Source: The Bergen Record, January 22, 1973
Library Circuit Rider Bears Good Books
By Ron Wertheimer, Staff Writer
It may be the nation's best seller, but "Jonathan Livingston Seagull" isn't a hot item at the Teaneck Public Library.
Thanks to a two-week-old arrangement among nigh Bergen libraries. Teaneck's "Seagull" will be on its way to neighboring towns where waiting lists for the book have more than 50 names.
In return, the dozen Teaneck readers who have filled out reserve requests for Ayn Rand's 1957 novel, "Atlas Shrugged," will be reading copies of the book that were idle on the shelves in nearby communities.
With their passion for the poetic, librarians have dubbed the informal exchange "The Widening Circle." The circle includes libraries in Bergenfield, Englewood, Fort Lee, Glen Rock, New Milford, Paramus, River Edge, and Tenafly, in addition to Teaneck.
According to Olive Tamborelle, Teaneck's library director, the circle won't get much wider. With the probable inclusion of Ridgefield, the group will reach its limit.
The program is different from the several library federations already existing in the country. In these, residents of one community can use libraries in others. And in the federations, the libraries have formal contractual agreements with one another.
The Widening Circle is different. The agreement that gave it birth is verbal. Any member library can pull out at any time.
Under the new program, a reader gets a book from another town by requesting it at his own local library.
It works like this: You go to your library and look in the catalogue for a book. If it isn't there chances are it will be somewhere in the 350,000 volumes of the nine library. so you fill out a request form.
At 9 each morning, a driver leaves Teaneck headed for Englewood with the Teaneck request forms. He looks for those books in the Englewood catalogue, takes out the ones he finds and takes Englewood's requests to Fort Lee after dropping off the Teaneck books destines for Englewood readers.
The driver makes the circuit in three to five hours. No reader will have to wait more than a day for a book, provided one of the cooperating libraries has it. Miss Tamborelle says 80 per cent of the requests can be filled.
It may sound complicated, but it works. In Essex County the same kind of system, with 13 member libraries, has been in operation more than a year.
The individual libraries chip in for the salary of the part-time driver. He uses the car the Teaneck library bought recently with trading stamps contributed by residents.
As in nearly everything else, home rule dominates the library scene in Bergen County.
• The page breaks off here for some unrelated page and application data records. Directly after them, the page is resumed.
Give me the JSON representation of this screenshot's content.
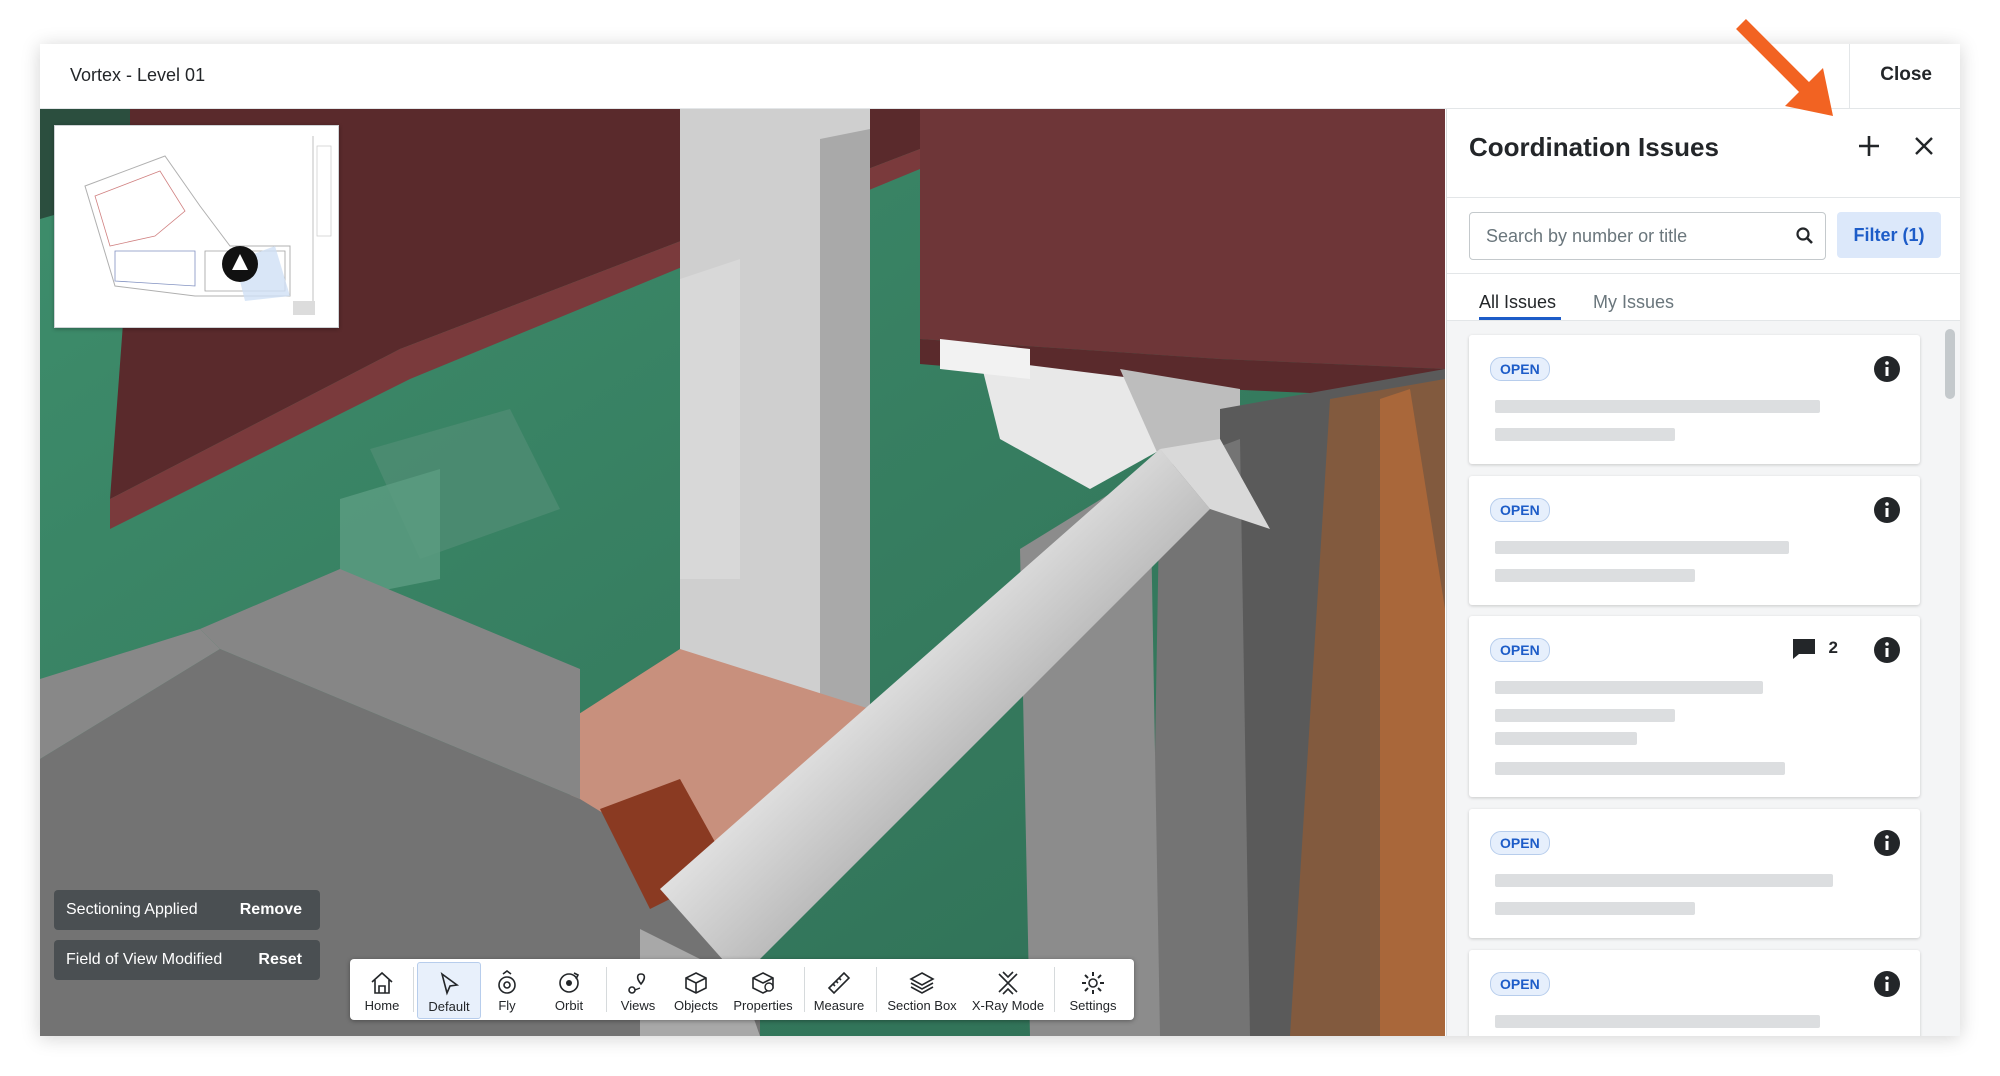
{
  "window": {
    "title": "Vortex - Level 01",
    "close_label": "Close"
  },
  "viewer": {
    "status": [
      {
        "label": "Sectioning Applied",
        "action": "Remove"
      },
      {
        "label": "Field of View Modified",
        "action": "Reset"
      }
    ],
    "toolbar": [
      {
        "label": "Home",
        "icon": "home-icon"
      },
      {
        "label": "Default",
        "icon": "cursor-icon",
        "active": true
      },
      {
        "label": "Fly",
        "icon": "fly-icon"
      },
      {
        "label": "Orbit",
        "icon": "orbit-icon"
      },
      {
        "label": "Views",
        "icon": "views-icon"
      },
      {
        "label": "Objects",
        "icon": "objects-icon"
      },
      {
        "label": "Properties",
        "icon": "properties-icon"
      },
      {
        "label": "Measure",
        "icon": "ruler-icon"
      },
      {
        "label": "Section Box",
        "icon": "section-box-icon"
      },
      {
        "label": "X-Ray Mode",
        "icon": "xray-icon"
      },
      {
        "label": "Settings",
        "icon": "gear-icon"
      }
    ]
  },
  "panel": {
    "title": "Coordination Issues",
    "search_placeholder": "Search by number or title",
    "filter_label": "Filter (1)",
    "tabs": [
      "All Issues",
      "My Issues"
    ],
    "issues": [
      {
        "status": "OPEN",
        "comments": null
      },
      {
        "status": "OPEN",
        "comments": null
      },
      {
        "status": "OPEN",
        "comments": "2"
      },
      {
        "status": "OPEN",
        "comments": null
      },
      {
        "status": "OPEN",
        "comments": null
      }
    ]
  },
  "colors": {
    "accent": "#1d5cc8",
    "callout_arrow": "#f26322",
    "beam": "#6a3537",
    "glass": "#3f8a6c"
  }
}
But Miss Tamborelle would like to see more cooperation.
"No library today can live along," she says. "A public library is free to all."